STERN REVIEW: The Economics of Climate Change
The first half of the Review considers how the evidence on the economic impacts ofclimate change, and on the costs and benefits of action to reduce greenhouse gasemissions, relates to the conceptual framework described above.
The scientific evidence points to increasing risks of serious, irreversible impacts from climate change associated with business-as-usual (BAU) paths for emissions.
The scientific evidence on the causes and future paths of climate change isstrengthening all the time. In particular, scientists are now able to attach probabilitiesto the temperature outcomes and impacts on the natural environment associated withdifferent levels of stabilisation of greenhouse gases in the atmosphere. Scientistsalso now understand much more about the potential for dynamic feedbacks thathave, in previous times of climate change, strongly amplified the underlying physicalprocesses.The stocks of greenhouse gases in the atmosphere (including carbon dioxide,methane, nitrous oxides and a number of gases that arise from industrial processes)are rising, as a result of human activity. The sources are summarised in Figure 1below.The current level or stock of greenhouse gases in the atmosphere is equivalent toaround 430 parts per million (ppm) CO
, compared with only 280ppm before theIndustrial Revolution. These concentrations have already caused the world to warmby more than half a degree Celsius and will lead to at least a further half degreewarming over the next few decades, because of the inertia in the climate system.Even if the annual flow of emissions did not increase beyond today's rate, the stockof greenhouse gases in the atmosphere would reach double pre-industrial levels by2050 - that is 550ppm CO

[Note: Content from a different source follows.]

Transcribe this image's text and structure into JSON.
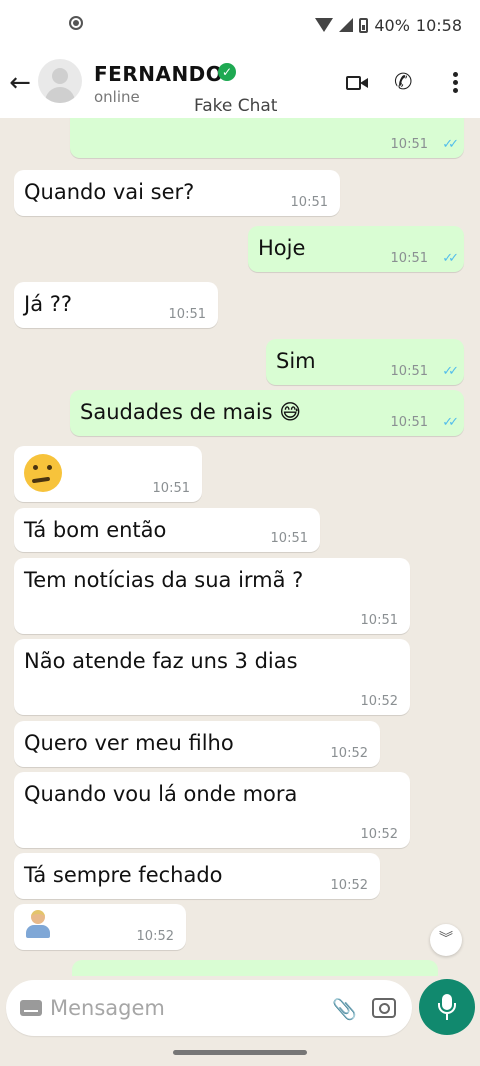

e - and would continue growing thereafter. But theannual flow of emissions is accelerating, as fast-growing economies invest in high-carbon infrastructure and as demand for energy and transport increases around theworld. The level of 550ppm CO
e could be reached as early as 2035. At this levelthere is at least a 77% chance - and perhaps up to a 99% chance, depending on theclimate model used - of a global average temperature rise exceeding 2°C.
Referred to hereafter as CO